Information supplied Block Start
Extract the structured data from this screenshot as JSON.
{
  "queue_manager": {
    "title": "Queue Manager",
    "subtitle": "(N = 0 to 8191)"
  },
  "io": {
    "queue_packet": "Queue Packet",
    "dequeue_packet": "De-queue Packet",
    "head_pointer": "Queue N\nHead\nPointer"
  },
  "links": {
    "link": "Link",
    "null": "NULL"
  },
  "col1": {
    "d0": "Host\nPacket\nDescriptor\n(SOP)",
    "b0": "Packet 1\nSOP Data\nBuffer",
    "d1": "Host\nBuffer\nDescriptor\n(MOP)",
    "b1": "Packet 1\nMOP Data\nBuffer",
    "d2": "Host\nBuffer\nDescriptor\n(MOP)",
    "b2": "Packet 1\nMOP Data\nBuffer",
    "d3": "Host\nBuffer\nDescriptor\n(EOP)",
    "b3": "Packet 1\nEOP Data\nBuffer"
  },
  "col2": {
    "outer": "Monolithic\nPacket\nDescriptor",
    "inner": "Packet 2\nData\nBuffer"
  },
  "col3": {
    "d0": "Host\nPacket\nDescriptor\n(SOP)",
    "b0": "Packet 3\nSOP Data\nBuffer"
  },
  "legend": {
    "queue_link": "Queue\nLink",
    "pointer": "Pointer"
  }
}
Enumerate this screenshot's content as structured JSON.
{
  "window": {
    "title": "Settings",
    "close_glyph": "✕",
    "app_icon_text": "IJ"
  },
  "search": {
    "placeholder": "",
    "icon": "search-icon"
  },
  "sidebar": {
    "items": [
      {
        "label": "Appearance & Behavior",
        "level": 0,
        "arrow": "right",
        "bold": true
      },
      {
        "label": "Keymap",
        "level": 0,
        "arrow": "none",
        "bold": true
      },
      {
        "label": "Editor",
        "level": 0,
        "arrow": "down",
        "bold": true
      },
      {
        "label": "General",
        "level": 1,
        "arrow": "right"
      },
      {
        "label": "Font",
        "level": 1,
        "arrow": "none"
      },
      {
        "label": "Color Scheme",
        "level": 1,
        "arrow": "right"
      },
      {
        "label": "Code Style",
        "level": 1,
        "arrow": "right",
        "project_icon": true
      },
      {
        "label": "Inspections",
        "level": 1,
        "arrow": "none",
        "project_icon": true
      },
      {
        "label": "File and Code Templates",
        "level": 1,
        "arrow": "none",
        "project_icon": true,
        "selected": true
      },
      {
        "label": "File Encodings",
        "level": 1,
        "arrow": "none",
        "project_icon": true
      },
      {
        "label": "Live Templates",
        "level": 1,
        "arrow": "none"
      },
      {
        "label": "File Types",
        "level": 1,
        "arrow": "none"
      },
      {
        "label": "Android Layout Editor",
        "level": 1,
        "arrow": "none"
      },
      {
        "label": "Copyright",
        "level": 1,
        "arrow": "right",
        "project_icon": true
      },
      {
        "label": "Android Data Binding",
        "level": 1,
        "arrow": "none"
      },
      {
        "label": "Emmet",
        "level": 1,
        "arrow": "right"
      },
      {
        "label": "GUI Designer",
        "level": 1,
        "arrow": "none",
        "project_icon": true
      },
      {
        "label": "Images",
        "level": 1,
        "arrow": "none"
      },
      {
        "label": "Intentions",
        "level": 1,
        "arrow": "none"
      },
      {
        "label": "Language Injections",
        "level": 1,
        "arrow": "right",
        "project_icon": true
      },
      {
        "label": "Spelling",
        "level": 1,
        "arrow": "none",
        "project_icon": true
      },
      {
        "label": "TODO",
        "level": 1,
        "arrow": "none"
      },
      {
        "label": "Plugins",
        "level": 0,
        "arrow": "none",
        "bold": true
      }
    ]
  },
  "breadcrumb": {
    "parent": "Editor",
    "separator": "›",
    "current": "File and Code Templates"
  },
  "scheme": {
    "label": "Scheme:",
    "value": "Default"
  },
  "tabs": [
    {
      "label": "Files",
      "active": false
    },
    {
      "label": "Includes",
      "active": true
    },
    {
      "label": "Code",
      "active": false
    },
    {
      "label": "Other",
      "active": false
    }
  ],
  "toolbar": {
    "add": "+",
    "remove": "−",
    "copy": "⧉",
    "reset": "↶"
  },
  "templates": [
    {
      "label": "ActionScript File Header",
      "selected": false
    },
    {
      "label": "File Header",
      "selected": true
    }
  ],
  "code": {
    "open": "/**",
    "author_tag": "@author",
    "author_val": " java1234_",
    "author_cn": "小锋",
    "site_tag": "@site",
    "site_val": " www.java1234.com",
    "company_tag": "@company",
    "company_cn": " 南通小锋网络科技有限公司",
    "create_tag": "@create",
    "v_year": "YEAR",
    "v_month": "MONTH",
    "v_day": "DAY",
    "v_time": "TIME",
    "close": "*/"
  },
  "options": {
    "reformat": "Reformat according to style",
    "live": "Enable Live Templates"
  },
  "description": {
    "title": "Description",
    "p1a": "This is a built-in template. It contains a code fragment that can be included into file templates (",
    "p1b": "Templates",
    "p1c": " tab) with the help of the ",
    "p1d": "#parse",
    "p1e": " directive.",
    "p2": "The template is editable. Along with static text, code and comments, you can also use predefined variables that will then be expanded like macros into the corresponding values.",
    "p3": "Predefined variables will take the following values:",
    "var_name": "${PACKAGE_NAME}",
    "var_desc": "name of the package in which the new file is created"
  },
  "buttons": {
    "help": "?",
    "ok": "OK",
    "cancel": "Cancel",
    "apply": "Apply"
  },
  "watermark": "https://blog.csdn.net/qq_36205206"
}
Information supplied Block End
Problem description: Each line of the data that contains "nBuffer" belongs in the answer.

Problem solution:
    "b0": "Packet 1\nSOP Data\nBuffer",
    "d1": "Host\nBuffer\nDescriptor\n(MOP)",
    "b1": "Packet 1\nMOP Data\nBuffer",
    "d2": "Host\nBuffer\nDescriptor\n(MOP)",
    "b2": "Packet 1\nMOP Data\nBuffer",
    "d3": "Host\nBuffer\nDescriptor\n(EOP)",
    "b3": "Packet 1\nEOP Data\nBuffer"
    "inner": "Packet 2\nData\nBuffer"
    "b0": "Packet 3\nSOP Data\nBuffer"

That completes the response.